Two Asheville NC artists at their opening reception in Denver
Heidi Zeknik (left) is the daughter of a dear college friend of mine. I last saw Heidi when she was about 5 or 6 years old. I last saw her mother in Austria in 1984, I think. Yesterday we went to the opening reception for three artists who often show together and enjoyed a nice visit before prospective clients began pouring in. Heidi and Donna Price share a studio in Asheville. You can visit their websites here and here respectively.
The photo below is for Heidi's Mom in Austria. Sorry about my cheesy grin, Magi.
This family feels so much like our extended family from Catalonia in Spain. We have a history since the late 90's through their daughter Marta who arranged for Paula and I to visit her parents and sister in Barcelona and La Seu D'Urgell. With my intermediate Spanish and a lot of pantomime we all became close friends. Xell who had some English acted as translator with her parents. Later Angeles would come to stay at our home when Marta lived with us for a year. We have known this family for 9 years.
Today we met at a restaurant in honor of the small guest hidden behind the stroller hood in the photo: their first grandchild, Joan (pronounced JoAhn which is John in Catalan)Bernat. We anticipate that we will see the proud grands more often now.
The Guest of honor, four weeks old, slept through our lunch.
Angel's trumpet tree inside the tropical atrium at DBG
After the campaigning, after the countless nights in front of the TV, after election eve with friends agonizing over each new set of state returns, and after the jubilant champagne toast as the winner was declared, we were mentally and physically exhausted! We slept a lot the first few days and then on Saturday we needed to get outdoors. We chose one of our favorite places for relaxing the body and clearing the mind, the Denver Botanic Gardens. We arrived just in time to catch the weekly Saturday morning guided tour. This week it was a tour of the tropical atrium and the cloud forest room. I've always loved the atrium but now I know names of a few more plants.
The main path to Monet Pond flanked by berry-filled trees

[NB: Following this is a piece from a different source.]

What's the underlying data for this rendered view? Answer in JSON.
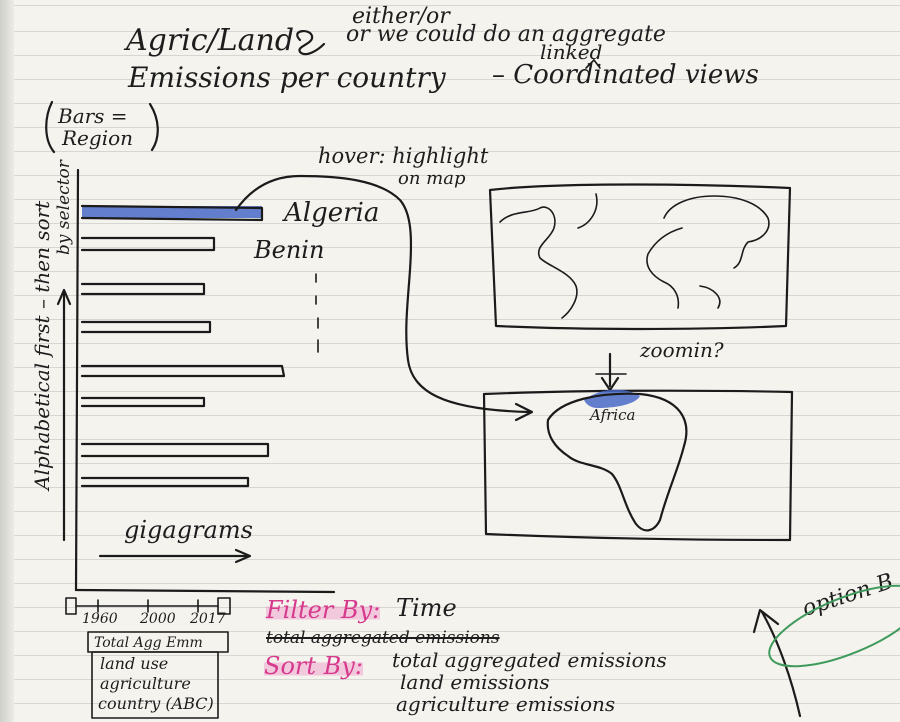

We walked for almost two hours inhaling autumn crispness, mourning the increasing bareness of the trees and enjoying the seasonal appearance of the muted colors of dry grasses, all with their own kind of beauty. My DBG membership provides me endless hours of tranquility in the midst of a most chaotic world.
Gisela and friends celebrate the impending birth of Matteo
On October 26 we joined Gisela and friends for a baby shower for the new grandson, expected December 5. My job was to be photographer and to double team with Bob watching Hana and Ethan.
Hana and Ethan inside the toy box
Two days later the family assembled to celebrate Bob's 70th birthday. We again got some good grandchild photos.
Clio and Tian were given flowers by the restaurant staff.
Unfortunately we didn't think of photos until both meal and birthday cake were devoured. Just a small piece and some crumbs remain. Tian doesn't much like photos so a smile was not forthcoming in either of the two photos
Gusto y Marla from Brazil join Bob to Campaign for Obama
Our friends from Rio arrived yesterday evening. This morning when Bob grabbed his signs and stepped outside to do his daily walking for Obama, Marla grabbed a sign and said, "I want to do it too." Augusto soon joined in. Both of them reacted joyfully to the many honks and waves. This is just one example of how excited our many foreign friends are about Obama's candidacy.
One of the most interesting of the five on-site interest centers was the orchid nursery. I had no idea how orchids were propigated. I knew it wasn't from seed but I never would have thought of starting them on slices of tree trunks. The hotel produces its own flowers for dinner tables and decorations by growing them in flower gardens and in the orchid nursery.
More flowers from the Gamboa flower gardens
One of many beautiful fresh floral arrangements in the hotel
This is the last photo and blog post about Panama. I will put some other photos in the Panama 2008 album on the left side of this blog. Gleaning from the over 400 photos I took during the 5 days in Panama will not be easy.